◆ Exercise directions: Copy all lines below that use the word "Militar".

[Records from a data collection]
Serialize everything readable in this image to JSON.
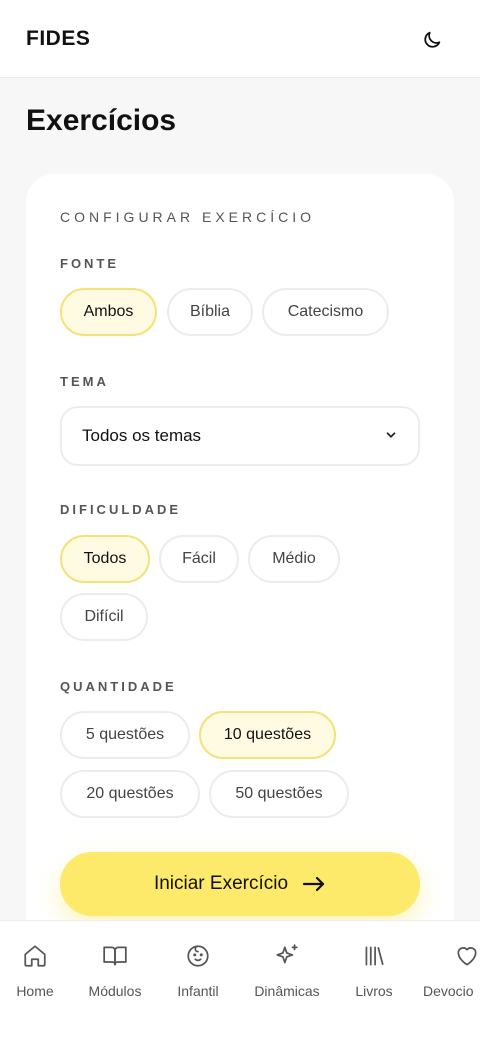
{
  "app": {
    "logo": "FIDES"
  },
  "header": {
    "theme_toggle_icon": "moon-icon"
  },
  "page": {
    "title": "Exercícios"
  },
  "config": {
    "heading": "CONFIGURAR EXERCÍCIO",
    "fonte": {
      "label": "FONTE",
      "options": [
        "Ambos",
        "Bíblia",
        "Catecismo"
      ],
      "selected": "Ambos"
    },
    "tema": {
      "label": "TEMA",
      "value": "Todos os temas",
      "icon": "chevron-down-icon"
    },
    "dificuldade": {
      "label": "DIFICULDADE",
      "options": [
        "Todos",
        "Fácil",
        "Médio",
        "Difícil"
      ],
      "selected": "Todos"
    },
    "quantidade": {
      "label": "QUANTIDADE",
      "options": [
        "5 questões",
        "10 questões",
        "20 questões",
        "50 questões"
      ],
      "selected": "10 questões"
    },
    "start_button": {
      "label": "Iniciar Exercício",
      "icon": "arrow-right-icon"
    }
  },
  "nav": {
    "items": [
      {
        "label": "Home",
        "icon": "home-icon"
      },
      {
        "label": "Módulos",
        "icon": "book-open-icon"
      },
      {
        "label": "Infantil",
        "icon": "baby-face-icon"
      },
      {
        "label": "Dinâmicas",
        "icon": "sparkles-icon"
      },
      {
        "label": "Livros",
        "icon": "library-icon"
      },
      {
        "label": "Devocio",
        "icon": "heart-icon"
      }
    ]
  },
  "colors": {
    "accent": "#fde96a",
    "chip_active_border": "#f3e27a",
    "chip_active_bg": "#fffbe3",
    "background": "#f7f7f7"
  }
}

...

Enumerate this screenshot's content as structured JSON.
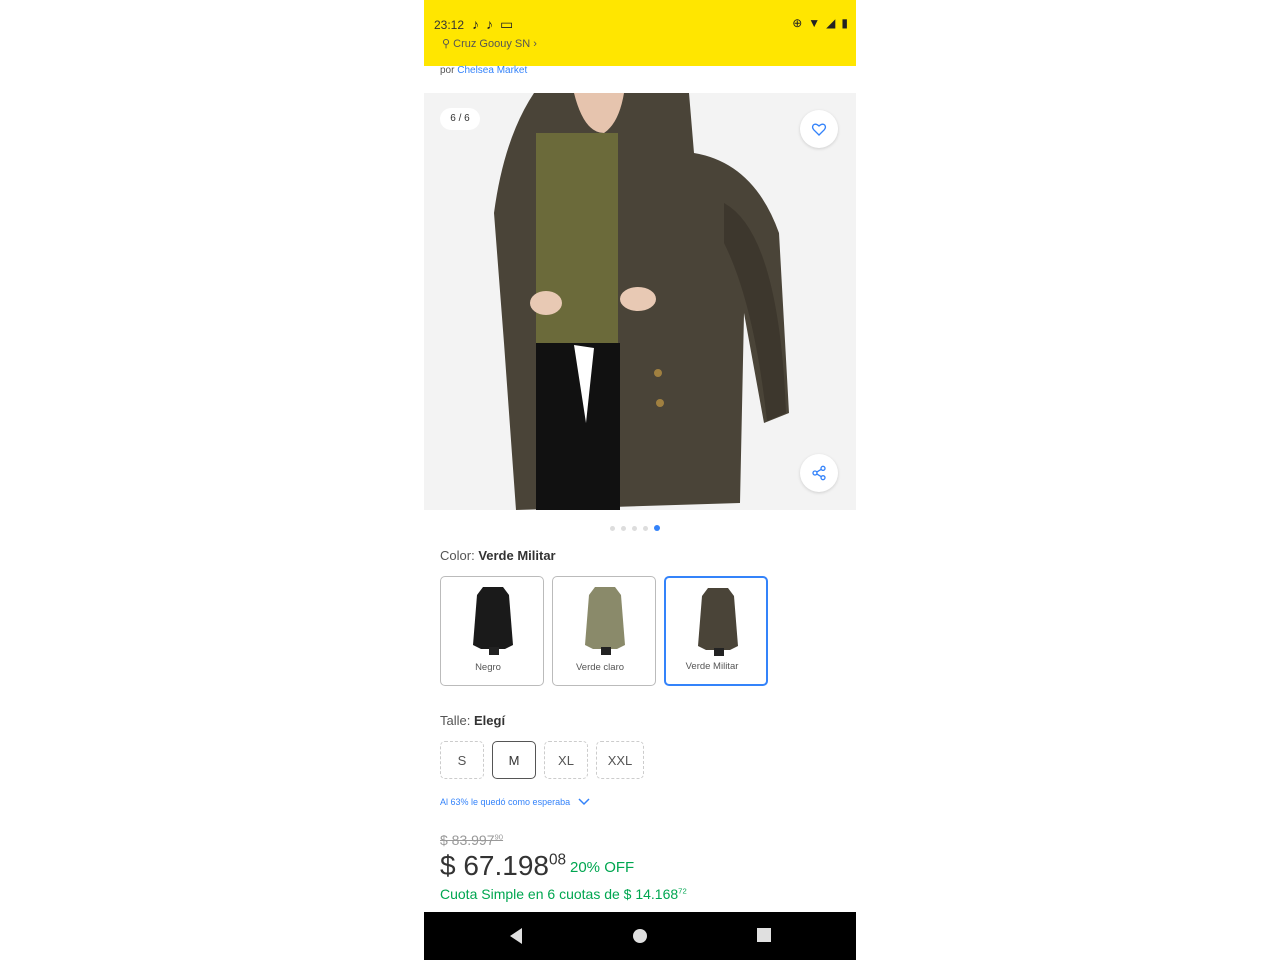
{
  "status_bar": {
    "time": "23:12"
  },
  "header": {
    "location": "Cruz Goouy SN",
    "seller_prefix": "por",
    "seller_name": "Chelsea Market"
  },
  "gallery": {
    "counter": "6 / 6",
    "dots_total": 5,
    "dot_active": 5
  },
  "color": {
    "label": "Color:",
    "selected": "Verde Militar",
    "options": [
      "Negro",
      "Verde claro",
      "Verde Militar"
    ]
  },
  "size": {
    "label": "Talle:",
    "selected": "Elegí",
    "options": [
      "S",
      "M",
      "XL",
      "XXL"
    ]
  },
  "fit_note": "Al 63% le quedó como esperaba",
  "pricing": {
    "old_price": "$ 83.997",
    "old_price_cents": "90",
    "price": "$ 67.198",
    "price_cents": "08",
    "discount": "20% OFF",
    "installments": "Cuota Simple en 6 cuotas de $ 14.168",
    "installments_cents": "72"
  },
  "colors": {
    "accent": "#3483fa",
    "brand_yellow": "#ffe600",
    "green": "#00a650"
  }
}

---

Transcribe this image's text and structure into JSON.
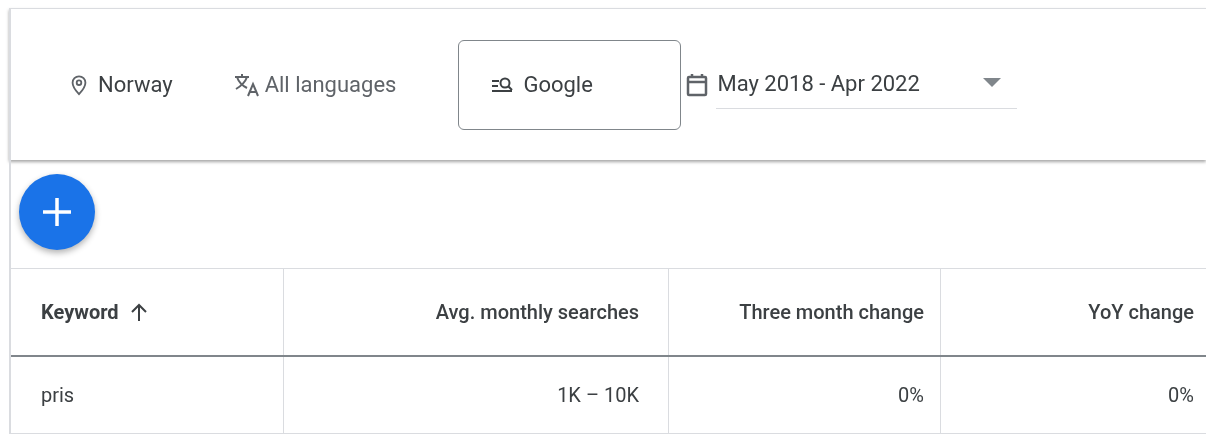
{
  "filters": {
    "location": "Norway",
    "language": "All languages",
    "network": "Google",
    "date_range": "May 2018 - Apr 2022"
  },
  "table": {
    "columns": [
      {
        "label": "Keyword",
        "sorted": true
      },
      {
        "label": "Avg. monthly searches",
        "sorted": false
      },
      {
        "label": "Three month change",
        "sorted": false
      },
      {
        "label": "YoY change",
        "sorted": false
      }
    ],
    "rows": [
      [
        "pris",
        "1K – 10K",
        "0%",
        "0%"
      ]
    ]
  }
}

◆ Answer box:
    "selected": "Verde Militar",
      "Verde Militar"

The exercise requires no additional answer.